The UN sustainable development goals (SDGs), approved six years ago, lay out a shared vision on 17 key developmental concerns. Within this framework, SDG7 targets access to affordable, reliable and modern energy services, while SDG13 focuses on reducing greenhouse-gas emissions and adaption to the impacts of climate change.
Efforts to achieve SDG7 and SDG13 are interlinked, in that fossil fuels will be used, to a greater or lesser extent, to expand access to modern energy services in developing countries.
A new research article, co-authored by UNEP DTU Partnership experts, provides previously unavailable, high-resolution, geo-referenced estimates of the extent to which poor households can afford fossil- or renewable energy-fuelled rural-electrification technologies, and shows the cost and greenhouse gas emission associated with each of these two options. The analysis covers 71 countries in Africa, South Asia and developing East Asia, representing 85 percent of the world’s un-electrified population.
The article, Universal access to electricity: actions to avoid locking-in unsustainable technology choices, has just been published in Environmental Research Letters and can be downloaded.
Making the case for renewable energy-powered rural electrification, and against fossil fuel-powered technologies, the article quantifies the magnitude to which regulating the price of diesel—through subsidies and taxes— affects two sets of parameters: the extent and cost of electrification programmes, and the greenhouse gas emissions associated with the implementation of these programmes.
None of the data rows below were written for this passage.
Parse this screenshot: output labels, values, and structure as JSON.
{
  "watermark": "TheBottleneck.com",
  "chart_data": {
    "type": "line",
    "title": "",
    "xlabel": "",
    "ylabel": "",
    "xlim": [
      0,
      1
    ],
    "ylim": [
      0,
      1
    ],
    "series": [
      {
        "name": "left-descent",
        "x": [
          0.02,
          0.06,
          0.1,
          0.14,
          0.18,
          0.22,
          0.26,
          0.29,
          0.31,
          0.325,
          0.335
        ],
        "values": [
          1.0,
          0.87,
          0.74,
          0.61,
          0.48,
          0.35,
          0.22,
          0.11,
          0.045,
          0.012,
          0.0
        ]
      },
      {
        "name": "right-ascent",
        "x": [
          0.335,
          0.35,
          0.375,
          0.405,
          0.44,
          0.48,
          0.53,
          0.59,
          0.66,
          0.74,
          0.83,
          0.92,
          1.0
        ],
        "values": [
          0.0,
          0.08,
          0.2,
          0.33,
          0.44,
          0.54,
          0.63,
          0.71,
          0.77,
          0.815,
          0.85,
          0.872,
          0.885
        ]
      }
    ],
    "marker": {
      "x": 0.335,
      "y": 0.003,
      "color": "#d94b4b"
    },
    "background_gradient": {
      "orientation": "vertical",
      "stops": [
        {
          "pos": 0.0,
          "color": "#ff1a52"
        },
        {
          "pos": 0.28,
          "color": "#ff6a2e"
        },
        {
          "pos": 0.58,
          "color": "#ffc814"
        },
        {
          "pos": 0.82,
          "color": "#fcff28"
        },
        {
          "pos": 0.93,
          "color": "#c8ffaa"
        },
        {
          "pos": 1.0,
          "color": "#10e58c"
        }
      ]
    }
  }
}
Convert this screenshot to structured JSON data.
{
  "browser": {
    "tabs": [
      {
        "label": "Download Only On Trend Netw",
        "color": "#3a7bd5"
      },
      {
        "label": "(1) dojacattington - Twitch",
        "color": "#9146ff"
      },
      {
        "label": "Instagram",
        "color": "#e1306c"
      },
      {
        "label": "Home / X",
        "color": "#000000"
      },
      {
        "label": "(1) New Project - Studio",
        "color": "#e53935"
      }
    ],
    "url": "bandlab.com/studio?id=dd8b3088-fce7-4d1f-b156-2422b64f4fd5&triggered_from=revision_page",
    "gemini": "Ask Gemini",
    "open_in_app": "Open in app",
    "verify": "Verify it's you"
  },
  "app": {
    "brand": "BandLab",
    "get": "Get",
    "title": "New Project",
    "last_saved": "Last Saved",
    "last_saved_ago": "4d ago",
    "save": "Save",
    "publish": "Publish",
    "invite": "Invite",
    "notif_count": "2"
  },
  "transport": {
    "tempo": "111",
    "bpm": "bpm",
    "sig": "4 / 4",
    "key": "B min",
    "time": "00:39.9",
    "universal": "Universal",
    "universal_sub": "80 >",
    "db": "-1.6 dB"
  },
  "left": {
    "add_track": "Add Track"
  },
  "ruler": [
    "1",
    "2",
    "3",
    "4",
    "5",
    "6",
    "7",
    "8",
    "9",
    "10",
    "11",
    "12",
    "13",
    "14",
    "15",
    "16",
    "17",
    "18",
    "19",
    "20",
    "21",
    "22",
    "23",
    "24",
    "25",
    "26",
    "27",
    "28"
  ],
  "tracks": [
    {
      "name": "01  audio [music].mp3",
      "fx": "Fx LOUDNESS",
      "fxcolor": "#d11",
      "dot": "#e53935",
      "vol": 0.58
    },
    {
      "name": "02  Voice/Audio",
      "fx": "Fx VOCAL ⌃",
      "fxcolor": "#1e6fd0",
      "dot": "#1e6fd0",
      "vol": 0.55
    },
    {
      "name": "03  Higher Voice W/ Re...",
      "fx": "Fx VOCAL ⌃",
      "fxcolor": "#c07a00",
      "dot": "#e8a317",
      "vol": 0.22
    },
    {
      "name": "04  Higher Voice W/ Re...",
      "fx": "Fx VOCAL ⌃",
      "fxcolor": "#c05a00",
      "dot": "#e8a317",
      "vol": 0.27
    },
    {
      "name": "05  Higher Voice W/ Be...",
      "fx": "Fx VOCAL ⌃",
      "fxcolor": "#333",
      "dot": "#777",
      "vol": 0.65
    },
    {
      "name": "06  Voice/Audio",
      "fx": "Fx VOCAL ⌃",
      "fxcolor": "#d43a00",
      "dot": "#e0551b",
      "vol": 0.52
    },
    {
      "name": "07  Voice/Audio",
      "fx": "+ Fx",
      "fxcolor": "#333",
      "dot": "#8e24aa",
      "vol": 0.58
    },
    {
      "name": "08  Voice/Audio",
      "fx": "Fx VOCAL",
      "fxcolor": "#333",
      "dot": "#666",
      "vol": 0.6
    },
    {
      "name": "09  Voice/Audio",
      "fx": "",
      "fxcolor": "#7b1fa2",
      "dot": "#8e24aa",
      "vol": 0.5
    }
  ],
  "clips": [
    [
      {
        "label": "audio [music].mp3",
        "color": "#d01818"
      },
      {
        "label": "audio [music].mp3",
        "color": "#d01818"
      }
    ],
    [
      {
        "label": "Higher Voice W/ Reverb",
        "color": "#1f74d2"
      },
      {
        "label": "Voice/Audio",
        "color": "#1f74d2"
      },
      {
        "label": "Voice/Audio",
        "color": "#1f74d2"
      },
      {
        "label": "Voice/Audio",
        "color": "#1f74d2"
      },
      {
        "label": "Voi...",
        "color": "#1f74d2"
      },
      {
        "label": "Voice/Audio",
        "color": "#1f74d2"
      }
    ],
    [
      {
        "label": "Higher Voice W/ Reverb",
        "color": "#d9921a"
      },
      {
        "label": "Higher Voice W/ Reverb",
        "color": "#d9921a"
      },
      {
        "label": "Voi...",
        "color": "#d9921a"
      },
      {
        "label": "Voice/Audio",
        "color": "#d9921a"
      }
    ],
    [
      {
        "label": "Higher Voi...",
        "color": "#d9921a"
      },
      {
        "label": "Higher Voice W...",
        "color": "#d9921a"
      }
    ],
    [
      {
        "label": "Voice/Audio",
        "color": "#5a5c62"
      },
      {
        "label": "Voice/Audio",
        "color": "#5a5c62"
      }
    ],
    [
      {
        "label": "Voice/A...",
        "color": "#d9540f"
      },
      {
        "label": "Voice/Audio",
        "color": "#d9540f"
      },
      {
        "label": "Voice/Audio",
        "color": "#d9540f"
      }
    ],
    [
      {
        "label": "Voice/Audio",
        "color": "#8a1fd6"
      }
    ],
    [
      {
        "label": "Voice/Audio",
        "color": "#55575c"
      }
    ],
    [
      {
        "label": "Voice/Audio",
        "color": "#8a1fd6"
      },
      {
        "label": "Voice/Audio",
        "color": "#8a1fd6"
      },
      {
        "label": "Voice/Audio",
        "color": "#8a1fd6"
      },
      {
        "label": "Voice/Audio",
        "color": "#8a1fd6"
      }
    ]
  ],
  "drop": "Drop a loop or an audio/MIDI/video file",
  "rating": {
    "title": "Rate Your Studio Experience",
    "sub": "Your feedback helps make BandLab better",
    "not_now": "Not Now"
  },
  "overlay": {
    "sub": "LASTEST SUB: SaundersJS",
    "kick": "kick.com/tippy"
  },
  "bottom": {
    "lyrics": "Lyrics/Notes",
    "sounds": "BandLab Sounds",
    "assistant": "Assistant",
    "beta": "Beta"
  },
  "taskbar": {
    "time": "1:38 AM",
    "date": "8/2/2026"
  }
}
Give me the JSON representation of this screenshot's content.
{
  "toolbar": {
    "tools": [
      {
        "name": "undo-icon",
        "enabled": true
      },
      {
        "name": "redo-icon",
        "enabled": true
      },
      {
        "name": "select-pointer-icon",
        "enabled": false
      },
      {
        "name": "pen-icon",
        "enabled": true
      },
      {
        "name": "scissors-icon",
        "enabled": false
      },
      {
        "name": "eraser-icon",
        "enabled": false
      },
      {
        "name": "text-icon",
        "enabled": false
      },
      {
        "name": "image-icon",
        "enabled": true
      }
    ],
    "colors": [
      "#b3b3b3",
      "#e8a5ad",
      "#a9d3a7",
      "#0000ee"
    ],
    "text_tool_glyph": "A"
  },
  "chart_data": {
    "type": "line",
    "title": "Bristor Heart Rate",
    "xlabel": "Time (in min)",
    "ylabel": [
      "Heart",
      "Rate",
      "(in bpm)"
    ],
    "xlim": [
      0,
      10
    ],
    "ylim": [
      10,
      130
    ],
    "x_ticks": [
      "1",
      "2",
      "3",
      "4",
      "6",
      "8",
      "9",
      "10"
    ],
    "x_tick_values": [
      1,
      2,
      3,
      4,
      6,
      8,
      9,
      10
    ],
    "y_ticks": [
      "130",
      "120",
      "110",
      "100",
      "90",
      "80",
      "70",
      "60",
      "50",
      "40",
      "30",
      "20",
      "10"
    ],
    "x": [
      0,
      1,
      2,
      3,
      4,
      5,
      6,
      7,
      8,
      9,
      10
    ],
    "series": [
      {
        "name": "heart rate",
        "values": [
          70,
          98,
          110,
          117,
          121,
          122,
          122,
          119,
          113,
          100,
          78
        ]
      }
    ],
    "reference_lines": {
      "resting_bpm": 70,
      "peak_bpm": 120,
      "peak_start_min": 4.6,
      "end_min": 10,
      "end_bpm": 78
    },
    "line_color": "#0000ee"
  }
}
In light of their findings, the authors advocate for a moratorium on new fossil fuel-powered rural electrification projects.